The Senate inserted the same provision into the bill language of House Bill 817, "Strategic Transportation Investments."

Watauga County's Brookshire Park connector and Middle Fork Greenway projects are counting on this funding. The Federal Highway Administration awarded the county approximately $480,000 to construct an underpass beneath U.S. 421 to connect Boone's Greenway Trail to the county's Brookshire Park, contingent on $120,000 in state bicycle and pedestrian funds as a match.

The FHA has also pledged approximately $300,000 to build an underpass beneath U.S. 321 for the fledgling Middle Fork Greenway, which is planned to connect Boone to Blowing Rock. The required state match is $75,000.

Scott St. Clair, president of High Country Recreation, on Thursday said he and others had contacted local state representatives to express concerns about the loss of state greenway funding.

"That would be pretty huge," he said. "These projects are a long time in the making."

The provision in the Senate budget and House Bill 817 made exceptions permitting continued Powell Bill fund allocations committed by municipalities as matching funds and for projects under construction or authorized for construction by June 30 of this year. But neither of those exceptions would apply to the county, said Joe Furman, Watauga County planning and economic development director.

The House Bill 817 provision was amended in committee on Wednesday, however, to include this language: "This limitation shall not apply to projects for which funds have been obligated on or before Oct. 1, 2013, for construction in State fiscal years 2012-2013, 2013-2014 or 2014-2015."
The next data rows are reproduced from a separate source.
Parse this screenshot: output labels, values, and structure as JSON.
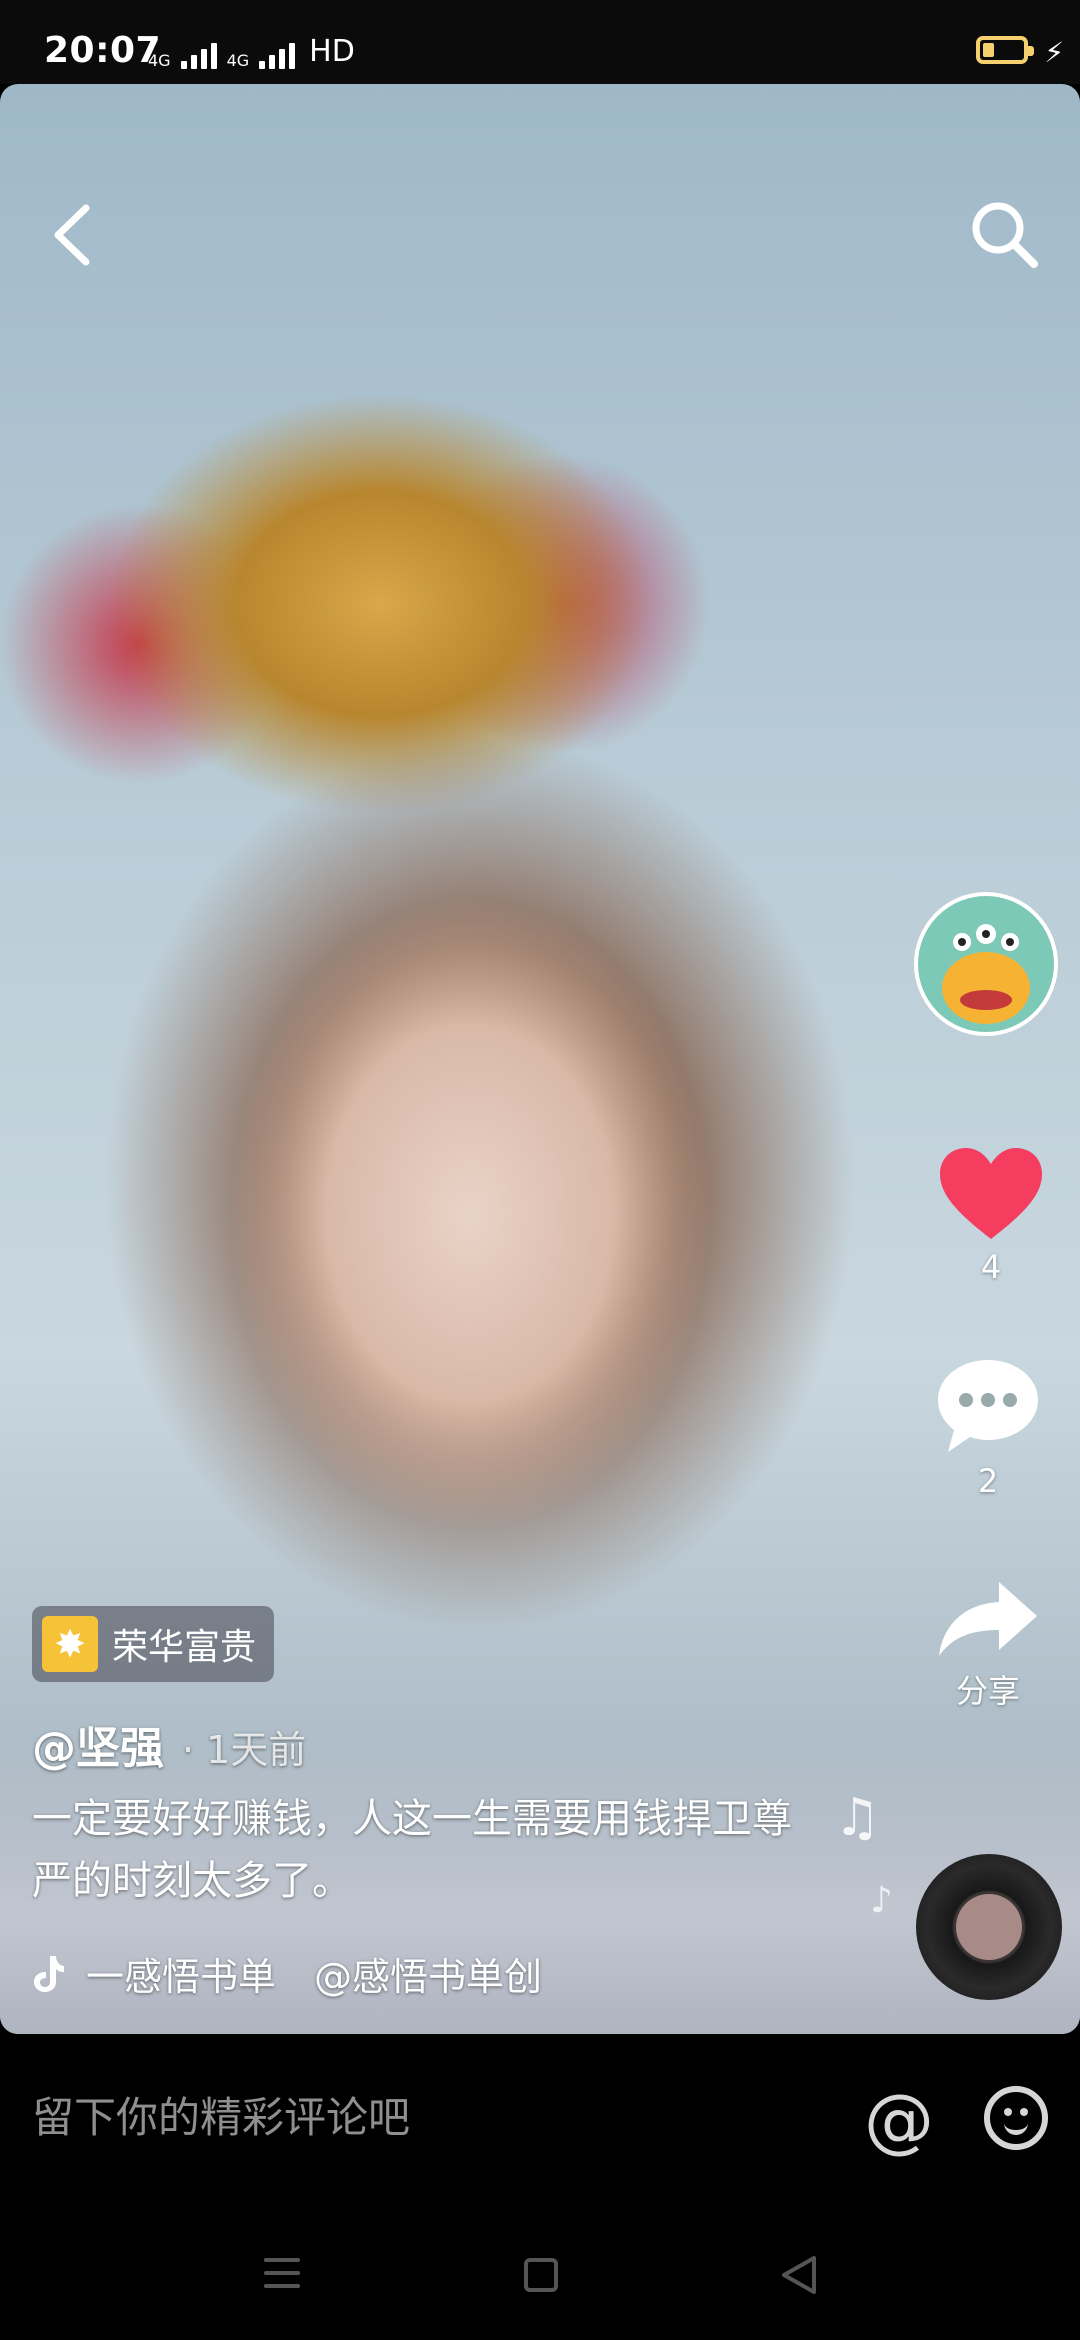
{
  "status_bar": {
    "time": "20:07",
    "network1": "4G",
    "network2": "4G",
    "hd_label": "HD",
    "battery_level": 0.3,
    "battery_color": "#f4d06f"
  },
  "video": {
    "effect_label": "荣华富贵",
    "username": "@坚强",
    "time_ago": "· 1天前",
    "caption": "一定要好好赚钱，人这一生需要用钱捍卫尊严的时刻太多了。",
    "music_text": "一感悟书单　@感悟书单创",
    "like_count": "4",
    "comment_count": "2",
    "share_label": "分享",
    "like_color": "#f43d5f"
  },
  "comment_bar": {
    "placeholder": "留下你的精彩评论吧"
  },
  "icons": {
    "back": "chevron-left-icon",
    "search": "search-icon",
    "heart": "heart-icon",
    "comment": "comment-bubble-icon",
    "share": "share-arrow-icon",
    "at": "at-icon",
    "emoji": "emoji-icon"
  }
}
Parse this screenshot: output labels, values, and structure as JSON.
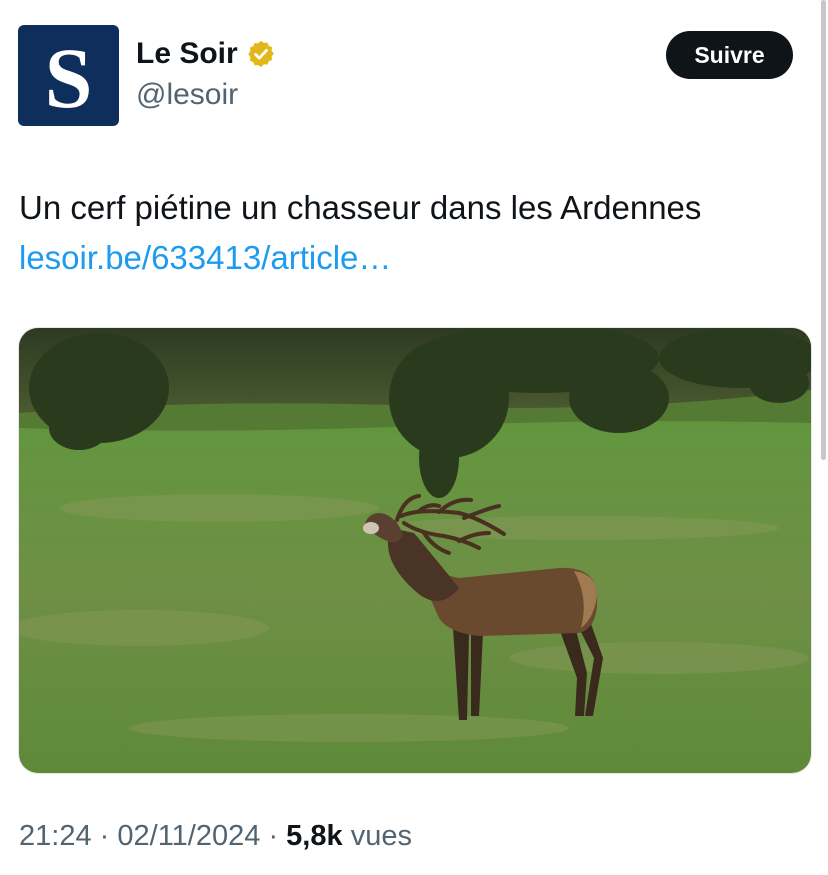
{
  "account": {
    "avatar_letter": "S",
    "avatar_color": "#0e2f5c",
    "display_name": "Le Soir",
    "verified_badge": "verified-badge-icon",
    "badge_color": "#e2b719",
    "handle": "@lesoir"
  },
  "follow_button": {
    "label": "Suivre"
  },
  "tweet": {
    "text": "Un cerf piétine un chasseur dans les Ardennes",
    "link_text": "lesoir.be/633413/article…",
    "link_color": "#1d9bf0"
  },
  "media": {
    "image_icon": "photo-of-stag-in-meadow"
  },
  "meta": {
    "time": "21:24",
    "date": "02/11/2024",
    "views_count": "5,8k",
    "views_label": "vues",
    "separator": "·"
  }
}
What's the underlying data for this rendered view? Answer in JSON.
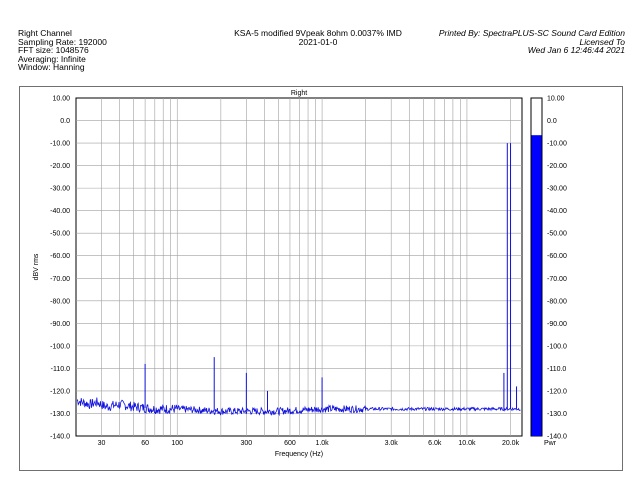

Assuming that the language is passed by the Senate and survives the reconciliation process with the House, "it definitely preserves the funding for Middle Fork, because we'll be able to get everything done and have construction authorization by Sept. 30," Furman said.

And if the term "obligated" simply means the county has a contract with NCDOT for the project, then the Brookshire Park underpass project should be safe as well, he said. The county's agreement with NCDOT requires the project to be completed by July 31, 2015.

"It looks better today than it did last week," Furman said Friday, "but we're not there yet."
Any differences between the House and Senate versions of bills must be reconciled before the bill is enacted. Because the bicycle and pedestrian provision was not in the House version of H817, it will be among the differences to be negotiated if passed by the Senate.

The same goes for the budget bill, which first passed the Senate and is now under consideration by the House.

On Friday, the House Appropriations Subcommittee on Transportation released its draft of the House transportation budget, which currently does not include a provision limiting bicycle and pedestrian funding.

Rep. Jonathan Jordan of Jefferson said the full House Appropriations Committee will consider the House budget bill on Tuesday, with budget consideration on the House floor expected Wednesday and Thursday.
"I've gotten a few emails about the greenway project," he said Thursday. "I'll be following up to make sure ... to see if we can cover that in the House budget somewhere. Hopefully we can prevent any problems with any projects in our area."

Not everyone is as enthusiastic as others about the planned trail projects. County commissioners Perry Yates and David Blust last month voted against an environmental assessment contract for the 421 underpass. Blust expressed concerns about the future costs of maintaining the trail. The contract was approved by a 3-2 vote, however.